Aug 14, 09
Read in January, 2008
One of the first things that struck me about The Voices is that one of the viewpoints in the book is first-person plural. With such an unusual POV, I knew that this was definitely going to be a book to see what happens in.
Susan Elderkin is a strong, powerful writer who can truly represent her characters and the world they move in with exquisite precision. The writing in this book is some of the best I've read in a long time, and it might even seem slightly odd to anyone familiar with her work, but I was slightly reminded of Kurt Vonnegut while reading this book. Perhaps it was the sharp understated humour of the narrators or the short hard chapters with quippy titles. Perhaps it was the threatening existentialism underneath the writing or the desolate landscapes with lone characters moving through a sea of humanity.
I enjoyed this book, but I found it a hard slog occasionally, and only give it a 3-star rating because of the difficulty of subject matter and chewy (yet beautiful) prose. This took me a long time to read, and I was a bit desolate at times in the middle, but I am glad I stuck through and finished it, because while the ending was quiet, it also helped give closure for the whole story.
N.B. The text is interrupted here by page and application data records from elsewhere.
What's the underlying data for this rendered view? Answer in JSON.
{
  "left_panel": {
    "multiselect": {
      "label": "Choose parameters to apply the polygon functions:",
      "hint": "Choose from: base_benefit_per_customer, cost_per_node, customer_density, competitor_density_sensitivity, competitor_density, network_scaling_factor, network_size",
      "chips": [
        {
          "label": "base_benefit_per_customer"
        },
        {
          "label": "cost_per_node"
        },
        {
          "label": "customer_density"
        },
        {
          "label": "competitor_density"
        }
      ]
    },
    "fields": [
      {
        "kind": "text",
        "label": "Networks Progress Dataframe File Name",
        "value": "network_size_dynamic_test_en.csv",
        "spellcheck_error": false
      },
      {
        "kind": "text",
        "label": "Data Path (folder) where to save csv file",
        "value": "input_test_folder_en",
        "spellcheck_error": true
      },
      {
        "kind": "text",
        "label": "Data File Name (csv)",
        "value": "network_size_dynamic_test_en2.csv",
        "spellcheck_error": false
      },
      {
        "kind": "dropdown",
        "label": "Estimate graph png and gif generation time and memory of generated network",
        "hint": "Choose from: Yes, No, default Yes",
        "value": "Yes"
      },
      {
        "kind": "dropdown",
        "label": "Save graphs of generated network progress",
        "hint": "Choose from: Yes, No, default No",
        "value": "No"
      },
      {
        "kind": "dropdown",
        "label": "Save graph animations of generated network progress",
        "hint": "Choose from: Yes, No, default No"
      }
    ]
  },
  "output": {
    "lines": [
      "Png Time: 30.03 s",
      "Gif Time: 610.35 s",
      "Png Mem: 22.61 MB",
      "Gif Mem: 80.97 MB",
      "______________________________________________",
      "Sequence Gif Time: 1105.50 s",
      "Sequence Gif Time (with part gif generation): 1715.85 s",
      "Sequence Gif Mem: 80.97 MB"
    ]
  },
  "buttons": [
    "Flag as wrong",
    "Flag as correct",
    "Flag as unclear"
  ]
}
I wouldn't necessarily recommend this book unless a reader is looking for a deeper story about spirituality and aboriginal issues and human suffering. However, I will look for other books by Elderkin and try her again.